ENUGU STATEPost Comment ENUGU STATE Nigeria
Historical Development: Enugu State was created on August 27, 1991 with the city of Enugu as its capital. The state derives its name from the capital city which was established in 1912 as a small coal mining town, but later grew to become the capital of the former Eastern Region of Nigeria (Ministry of Information, 1992). In 1967, when the Gowon administration created twelve states in Nigeria, Enugu remained the capital of the East Central State of Nigeria, one of the three states carved out of the former Easthern Region.
Sir Michael Okpara Square, Enugu
Nine years later, two states, Anambra and Imo, were carved out of the East
Central State and Enugu continued to serve as the capital of Anambra state.
The administrative hinterland of the city became much smaller in 1991 when Anambra
State was further split to form Enugu State and the new Anambra State.
In 1996, the Abakaliki area, one of the three political and administrative divisions of Enugu State, was carved out and added to a part of Abia State to make up Ebonyi State, which was cre ated in that year along with five others. Today, Enugu State covers a much reduced territory com pared to its size in 1991 when it was initially created.
The town of Enugu, where coal is found in commercial quantity, is euphemistically referred to as the "coal city." The immediate fortunes of the state appear to be tied, among other things, with the rehabilitation of the coal industry, and citizens of the state take delight in being associated with the pseudonym of "the coal city state."
Indeed, the shooting of Nigerian coal miners in Enugu in 1949, by military officers of the British colonial administra tion, contributed very much as a catalyst in changing the political history of the country towards the granting of Independence.
Administrative Areas: There are seventeen local government areas (LGAs) in the state, five of which are largely urban. The local government areas and their headquarters are shown in Table 14.1.
Administrative Structure: At the helm of affairs in the state is the executive Governor, assist ed by the Deputy Governor. Other components of the State Executive Council are Commissioners and the Secretary to the state government. The Governor is also assisted by a number of Special Advisers and Special Assistants. The state legisla ture, the lawmaking body, is headed by the Speaker.
Monument in Memory of Nigerian Coal Miners Killed in 1949, Iva Valley
He is assisted by the Clerk of the House in the general administration of the Assembly. The seventeen local government areas are each headed by an Executive Chairman, assisted by a Deputy Chairman and several supervisory councillors.
Each Local government has a quasi legislative arm composed of councillors who repre sent the various wards. Some communities are governed by a system of gerontocracy in which a council of elders forms the government. One of the members, usually the oldest, is designated the Community Head, or Chief, or Traditional Ruler.
He works with a cabinet of executive and ordinary members who represent their respective villages. Other communities select their chiefs or traditional rulers in accordance with their written constitution. In all cases, each com munity has a town union (also known as Community Development Association) headed by a President.
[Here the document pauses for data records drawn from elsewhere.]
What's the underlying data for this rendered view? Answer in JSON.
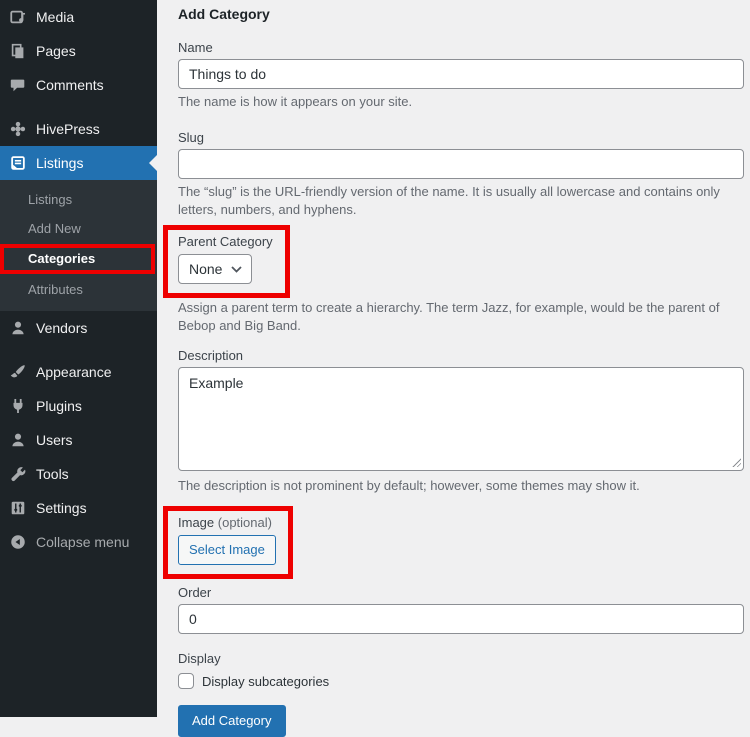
{
  "colors": {
    "accent": "#2271b1",
    "highlight_box": "#ee0000",
    "sidebar_bg": "#1d2327",
    "submenu_bg": "#2c3338",
    "content_bg": "#f0f0f1"
  },
  "sidebar": {
    "items_top": [
      {
        "label": "Media",
        "icon": "media-icon"
      },
      {
        "label": "Pages",
        "icon": "pages-icon"
      },
      {
        "label": "Comments",
        "icon": "comments-icon"
      }
    ],
    "hivepress": {
      "label": "HivePress",
      "icon": "hivepress-icon"
    },
    "listings": {
      "label": "Listings",
      "icon": "listings-icon",
      "active": true
    },
    "listings_submenu": [
      {
        "label": "Listings"
      },
      {
        "label": "Add New"
      },
      {
        "label": "Categories",
        "current": true,
        "highlighted": true
      },
      {
        "label": "Attributes"
      }
    ],
    "vendors": {
      "label": "Vendors",
      "icon": "vendors-icon"
    },
    "items_bottom": [
      {
        "label": "Appearance",
        "icon": "appearance-icon"
      },
      {
        "label": "Plugins",
        "icon": "plugins-icon"
      },
      {
        "label": "Users",
        "icon": "users-icon"
      },
      {
        "label": "Tools",
        "icon": "tools-icon"
      },
      {
        "label": "Settings",
        "icon": "settings-icon"
      }
    ],
    "collapse": {
      "label": "Collapse menu",
      "icon": "collapse-icon"
    }
  },
  "form": {
    "title": "Add Category",
    "name": {
      "label": "Name",
      "value": "Things to do",
      "help": "The name is how it appears on your site."
    },
    "slug": {
      "label": "Slug",
      "value": "",
      "help": "The “slug” is the URL-friendly version of the name. It is usually all lowercase and contains only letters, numbers, and hyphens."
    },
    "parent": {
      "label": "Parent Category",
      "selected": "None",
      "help": "Assign a parent term to create a hierarchy. The term Jazz, for example, would be the parent of Bebop and Big Band."
    },
    "description": {
      "label": "Description",
      "value": "Example",
      "help": "The description is not prominent by default; however, some themes may show it."
    },
    "image": {
      "label": "Image",
      "optional": "(optional)",
      "button": "Select Image"
    },
    "order": {
      "label": "Order",
      "value": "0"
    },
    "display": {
      "label": "Display",
      "checkbox_label": "Display subcategories",
      "checked": false
    },
    "submit": "Add Category"
  }
}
The President works with a team of assisting executive members chosen through a popular election. Town Unions spearhead develop ment activities and ensure that the state govern ment's new programmes are implemented. At the head of the traditional political system is the first son ("Okpala").
He holds the symbol of political and religious authority called "Ofo." In some parts of the state, however, the agegrade system of government is used, and in many others, traditional government is by titled societies (Nze na Ozo). Generally, these forms of government make use of masquerade societies to execute decisions.